Requirement: Search the entries for the word "Local" and copy each line that has it.

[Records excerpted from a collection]
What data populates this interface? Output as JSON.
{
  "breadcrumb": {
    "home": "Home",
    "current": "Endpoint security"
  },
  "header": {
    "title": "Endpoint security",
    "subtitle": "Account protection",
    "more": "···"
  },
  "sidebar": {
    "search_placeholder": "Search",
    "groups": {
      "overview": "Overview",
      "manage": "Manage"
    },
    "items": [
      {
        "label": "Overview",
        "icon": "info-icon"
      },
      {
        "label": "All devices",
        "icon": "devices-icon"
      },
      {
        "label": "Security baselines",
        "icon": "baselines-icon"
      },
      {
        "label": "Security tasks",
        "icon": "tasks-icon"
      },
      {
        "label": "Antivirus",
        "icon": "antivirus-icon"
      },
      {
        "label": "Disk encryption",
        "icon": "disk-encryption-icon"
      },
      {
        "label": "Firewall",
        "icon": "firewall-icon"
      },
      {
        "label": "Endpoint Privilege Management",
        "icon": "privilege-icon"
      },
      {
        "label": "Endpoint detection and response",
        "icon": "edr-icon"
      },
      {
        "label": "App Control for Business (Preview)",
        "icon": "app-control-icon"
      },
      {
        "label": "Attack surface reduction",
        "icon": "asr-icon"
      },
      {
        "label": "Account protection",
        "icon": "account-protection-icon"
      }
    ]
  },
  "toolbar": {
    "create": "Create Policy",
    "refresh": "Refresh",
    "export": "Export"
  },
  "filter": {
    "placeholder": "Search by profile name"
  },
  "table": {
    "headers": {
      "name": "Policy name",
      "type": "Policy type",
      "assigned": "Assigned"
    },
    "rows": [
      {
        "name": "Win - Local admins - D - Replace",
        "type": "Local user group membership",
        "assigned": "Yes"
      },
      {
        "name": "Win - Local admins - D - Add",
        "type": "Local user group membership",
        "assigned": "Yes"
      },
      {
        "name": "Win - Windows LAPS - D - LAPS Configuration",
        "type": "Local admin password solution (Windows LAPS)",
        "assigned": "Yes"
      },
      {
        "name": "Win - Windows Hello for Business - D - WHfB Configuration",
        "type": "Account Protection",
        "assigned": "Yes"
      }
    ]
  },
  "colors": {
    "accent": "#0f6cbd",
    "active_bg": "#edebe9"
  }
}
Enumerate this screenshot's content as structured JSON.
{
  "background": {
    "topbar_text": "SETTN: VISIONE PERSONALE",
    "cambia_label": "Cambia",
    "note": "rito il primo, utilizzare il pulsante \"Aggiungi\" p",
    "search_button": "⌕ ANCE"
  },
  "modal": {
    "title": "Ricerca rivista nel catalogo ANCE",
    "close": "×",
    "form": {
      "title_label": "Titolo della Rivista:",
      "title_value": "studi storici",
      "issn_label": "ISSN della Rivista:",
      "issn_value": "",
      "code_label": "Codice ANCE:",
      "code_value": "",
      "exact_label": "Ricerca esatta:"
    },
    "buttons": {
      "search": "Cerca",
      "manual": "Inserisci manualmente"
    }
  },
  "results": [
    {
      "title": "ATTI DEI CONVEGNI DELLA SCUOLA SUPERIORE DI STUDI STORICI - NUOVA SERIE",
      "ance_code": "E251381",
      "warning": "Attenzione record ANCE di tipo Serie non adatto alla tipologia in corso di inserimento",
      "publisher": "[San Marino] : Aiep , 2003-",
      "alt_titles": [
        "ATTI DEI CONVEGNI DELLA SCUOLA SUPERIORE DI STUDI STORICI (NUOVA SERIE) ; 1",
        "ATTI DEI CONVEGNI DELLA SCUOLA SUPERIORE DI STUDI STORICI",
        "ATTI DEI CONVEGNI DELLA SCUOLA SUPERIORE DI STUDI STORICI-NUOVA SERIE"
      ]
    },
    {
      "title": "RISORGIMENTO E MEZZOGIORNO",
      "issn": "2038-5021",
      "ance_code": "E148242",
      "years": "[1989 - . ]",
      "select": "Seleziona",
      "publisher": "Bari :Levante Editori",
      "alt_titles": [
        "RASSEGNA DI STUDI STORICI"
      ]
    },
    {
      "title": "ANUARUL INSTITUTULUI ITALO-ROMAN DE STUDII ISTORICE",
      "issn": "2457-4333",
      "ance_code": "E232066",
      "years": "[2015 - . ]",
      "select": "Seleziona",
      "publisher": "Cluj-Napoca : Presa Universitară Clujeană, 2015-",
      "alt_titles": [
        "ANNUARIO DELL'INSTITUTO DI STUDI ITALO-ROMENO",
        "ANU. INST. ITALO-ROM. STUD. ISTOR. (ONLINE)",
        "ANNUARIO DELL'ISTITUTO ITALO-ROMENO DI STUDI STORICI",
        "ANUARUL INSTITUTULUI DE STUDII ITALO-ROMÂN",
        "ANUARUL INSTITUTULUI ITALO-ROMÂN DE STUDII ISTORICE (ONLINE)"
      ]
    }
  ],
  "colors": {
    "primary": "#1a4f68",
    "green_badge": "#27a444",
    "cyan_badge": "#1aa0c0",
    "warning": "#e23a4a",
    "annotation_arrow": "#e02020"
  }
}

Response to this task:
        "name": "Win - Local admins - D - Replace",
        "type": "Local user group membership",
        "name": "Win - Local admins - D - Add",
        "type": "Local user group membership",
        "type": "Local admin password solution (Windows LAPS)",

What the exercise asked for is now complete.